David M. Brown
- STS- 107 (2003)
David McDowell Brown ( born April 16, 1956 in Arlington, Virginia, USA; † 1 February 2003 on the south of the United States ) was an American astronaut. He died in the crash of the Columbia in the spring of 2003.
Brown attended until 1974, the Yorktown High School in Arlington and then studied at the College of William and Mary, where he received a bachelor's degree in biology in 1978. In 1982, he finally received a doctorate in medicine from Eastern Virginia Medical School.
Brown joined for an internship at the Medical University of South Carolina in the U.S. Navy. After training as a flight surgeon in 1984 he was senior physician at the Naval Hospital in Adak (Alaska). Then he became the Carrier Air Wing 15 assigned aboard the USS Carl Vinson, which was patrolling in the West Pacific.
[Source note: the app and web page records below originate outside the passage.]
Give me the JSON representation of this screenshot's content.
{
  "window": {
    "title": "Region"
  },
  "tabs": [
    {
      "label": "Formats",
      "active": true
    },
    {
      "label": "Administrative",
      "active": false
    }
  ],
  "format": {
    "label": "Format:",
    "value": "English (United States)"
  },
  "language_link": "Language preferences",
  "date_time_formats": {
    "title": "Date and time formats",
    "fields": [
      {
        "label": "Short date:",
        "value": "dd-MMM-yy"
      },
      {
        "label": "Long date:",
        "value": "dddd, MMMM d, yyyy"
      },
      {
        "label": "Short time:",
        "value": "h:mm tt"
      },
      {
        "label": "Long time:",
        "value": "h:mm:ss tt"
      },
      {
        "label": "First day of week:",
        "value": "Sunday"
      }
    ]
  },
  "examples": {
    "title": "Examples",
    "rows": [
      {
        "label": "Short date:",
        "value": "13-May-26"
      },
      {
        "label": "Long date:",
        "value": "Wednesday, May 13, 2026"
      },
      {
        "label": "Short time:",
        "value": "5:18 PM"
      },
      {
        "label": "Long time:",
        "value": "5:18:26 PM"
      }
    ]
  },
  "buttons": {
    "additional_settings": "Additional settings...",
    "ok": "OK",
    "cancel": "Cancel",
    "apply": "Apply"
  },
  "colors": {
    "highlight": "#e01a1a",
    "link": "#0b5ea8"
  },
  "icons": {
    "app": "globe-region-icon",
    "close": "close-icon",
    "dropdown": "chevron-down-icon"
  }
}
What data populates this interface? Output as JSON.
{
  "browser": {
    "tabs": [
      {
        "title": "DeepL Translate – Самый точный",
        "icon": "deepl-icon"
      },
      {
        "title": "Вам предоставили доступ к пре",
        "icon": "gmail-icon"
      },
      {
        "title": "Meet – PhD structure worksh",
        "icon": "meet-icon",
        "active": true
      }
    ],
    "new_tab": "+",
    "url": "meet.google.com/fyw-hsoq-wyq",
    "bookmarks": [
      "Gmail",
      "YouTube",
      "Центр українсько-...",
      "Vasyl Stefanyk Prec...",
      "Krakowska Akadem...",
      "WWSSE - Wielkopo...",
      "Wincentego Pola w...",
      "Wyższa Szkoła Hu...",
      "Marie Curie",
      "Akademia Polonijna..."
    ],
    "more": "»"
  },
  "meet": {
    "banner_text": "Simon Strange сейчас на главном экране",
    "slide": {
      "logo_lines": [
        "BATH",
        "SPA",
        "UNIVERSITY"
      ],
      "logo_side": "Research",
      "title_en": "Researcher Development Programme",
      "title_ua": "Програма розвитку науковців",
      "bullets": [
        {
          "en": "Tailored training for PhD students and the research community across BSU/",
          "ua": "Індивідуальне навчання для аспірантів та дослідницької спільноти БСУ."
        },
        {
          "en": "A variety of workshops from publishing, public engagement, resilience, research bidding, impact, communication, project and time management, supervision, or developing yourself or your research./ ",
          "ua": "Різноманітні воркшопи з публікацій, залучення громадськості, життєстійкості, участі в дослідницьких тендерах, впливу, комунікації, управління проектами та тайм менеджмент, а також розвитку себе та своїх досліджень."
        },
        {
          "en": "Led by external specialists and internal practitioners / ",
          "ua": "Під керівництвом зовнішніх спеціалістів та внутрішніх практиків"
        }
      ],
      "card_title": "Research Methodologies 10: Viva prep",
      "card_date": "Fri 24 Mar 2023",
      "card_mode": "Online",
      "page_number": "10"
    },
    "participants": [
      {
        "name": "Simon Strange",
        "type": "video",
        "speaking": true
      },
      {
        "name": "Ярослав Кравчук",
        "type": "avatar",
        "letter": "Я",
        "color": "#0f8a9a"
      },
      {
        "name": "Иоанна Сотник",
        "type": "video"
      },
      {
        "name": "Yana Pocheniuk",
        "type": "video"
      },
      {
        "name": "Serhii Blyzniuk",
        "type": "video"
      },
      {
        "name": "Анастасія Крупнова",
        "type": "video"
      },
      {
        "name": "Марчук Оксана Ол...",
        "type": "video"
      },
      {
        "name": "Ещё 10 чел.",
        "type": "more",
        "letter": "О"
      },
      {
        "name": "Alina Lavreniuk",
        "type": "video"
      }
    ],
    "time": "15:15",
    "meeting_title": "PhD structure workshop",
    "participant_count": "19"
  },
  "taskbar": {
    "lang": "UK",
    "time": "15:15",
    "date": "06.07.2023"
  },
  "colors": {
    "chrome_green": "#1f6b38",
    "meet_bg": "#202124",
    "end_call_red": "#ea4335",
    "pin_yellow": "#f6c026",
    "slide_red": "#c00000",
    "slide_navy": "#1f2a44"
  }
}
From 1988, he was trained in Beeville (Texas ) for Navy pilots. Two years later he received his pilot's license as a class leader. He was then trained in Beeville for the A -6E Intruder. In 1991 he was transferred to the Naval Strike Warfare Center in Fallon (Nevada ), where he was employed as an instructor and planning officer. In addition, he received training on the F/A-18 Hornet and flew in 1992 aboard the USS Independence Japan before the A- 6E in Strike Fighter Squadron 115 in 1995, he was transferred as their flight surgeon in the United States Naval Test Pilot School. He also flew the T-38 Talon.
Brown was selected by NASA as an astronaut candidate in May 1996 and was used from August 1996 at the Lyndon B. Johnson Space Center in Houston. He completed a two-year astronaut training, which qualified him as a mission specialist. He was assigned to the beginning of the payload development for the International Space Station. Later he was a member of the support team for the Space Shuttle flights.
Brown and six other astronauts launched on 16 January 2003 with the Space Shuttle Columbia on mission STS - 107. On this 16-day research mission about 80 scientific experiments were carried out. At the start of the Space Shuttle, however, a foam piece had come loose from the external tank and hit the port wing of the orbiter. The damage was indeed observed, but was classified by NASA as not critical. As the shuttle returned to Earth on Feb. 1, penetrated by a damaged heat tile hot gases into the wing and melted it from the inside. The shuttle was out of control and broke into the atmosphere. David Brown and the other crew members were killed.
David Brown was awarded in July 2004, posthumously, the Congressional Space Medal of Honor. In addition, the asteroid ( 51825 ) David Brown was named after him.